He noted that governments, councils, and agencies responsible for the introduction of AF screening programs are also worried that identifying patients with asymptomatic arrhythmia will lead to more than simply recommending stroke prevention therapy. Patients would undoubtedly be evaluated regarding the burden of the arrhythmia, subclinical symptoms, ventricular dysfunction, left atrial fibrosis, underlying comorbidities, etc.

"This long catalogue of evaluation and consequent treatment might involve substantial costs and undoubtedly ruin any simple cost-effectiveness calculation focused on stroke prevention,” said Dr. Camm. “But why should this be such a concern? Early identification of AF will lead to more effective treatment and the avoidance of investigations and therapies that must be introduced when the arrhythmia has already gained a foothold and is less likely to respond to therapy.”

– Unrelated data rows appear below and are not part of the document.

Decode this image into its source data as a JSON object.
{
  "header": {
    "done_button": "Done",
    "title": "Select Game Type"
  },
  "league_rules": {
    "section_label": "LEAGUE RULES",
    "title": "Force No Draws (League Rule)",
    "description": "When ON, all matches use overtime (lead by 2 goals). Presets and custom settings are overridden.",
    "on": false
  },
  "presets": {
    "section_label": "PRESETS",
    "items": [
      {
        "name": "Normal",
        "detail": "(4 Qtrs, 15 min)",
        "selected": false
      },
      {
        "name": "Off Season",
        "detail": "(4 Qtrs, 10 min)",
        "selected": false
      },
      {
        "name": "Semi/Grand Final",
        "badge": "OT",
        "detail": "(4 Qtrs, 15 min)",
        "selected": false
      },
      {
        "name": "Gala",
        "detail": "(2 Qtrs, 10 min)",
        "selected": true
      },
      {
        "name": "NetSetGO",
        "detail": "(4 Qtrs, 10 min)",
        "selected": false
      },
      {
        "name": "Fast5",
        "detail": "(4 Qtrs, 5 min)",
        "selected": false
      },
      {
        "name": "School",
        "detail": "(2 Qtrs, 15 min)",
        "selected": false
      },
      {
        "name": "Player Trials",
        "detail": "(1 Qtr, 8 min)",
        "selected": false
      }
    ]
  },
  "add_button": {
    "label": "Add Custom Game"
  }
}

“Practicing physicians are of one mind — we need to find those that have subclinical AF, offer appropriate evaluation and treatment, and avoid the expensive and destructive complications of the arrhythmia,” he concluded. “It is simple and cheap to detect AF; it is also simple and cheap to offer therapy to prevent stroke and reduce mortality. Therefore, the European Society of Cardiology AF Guidelines Task Force has recently made some definite recommendations relating to AF screening. Opportunistic screening in people 65 years old or older is strongly recommended, and systematic screening for people 75 years old and older should be considered. Everyone who is convinced of its value must support screening for atrial fibrillation.”

Tammy Griffin-Kumpey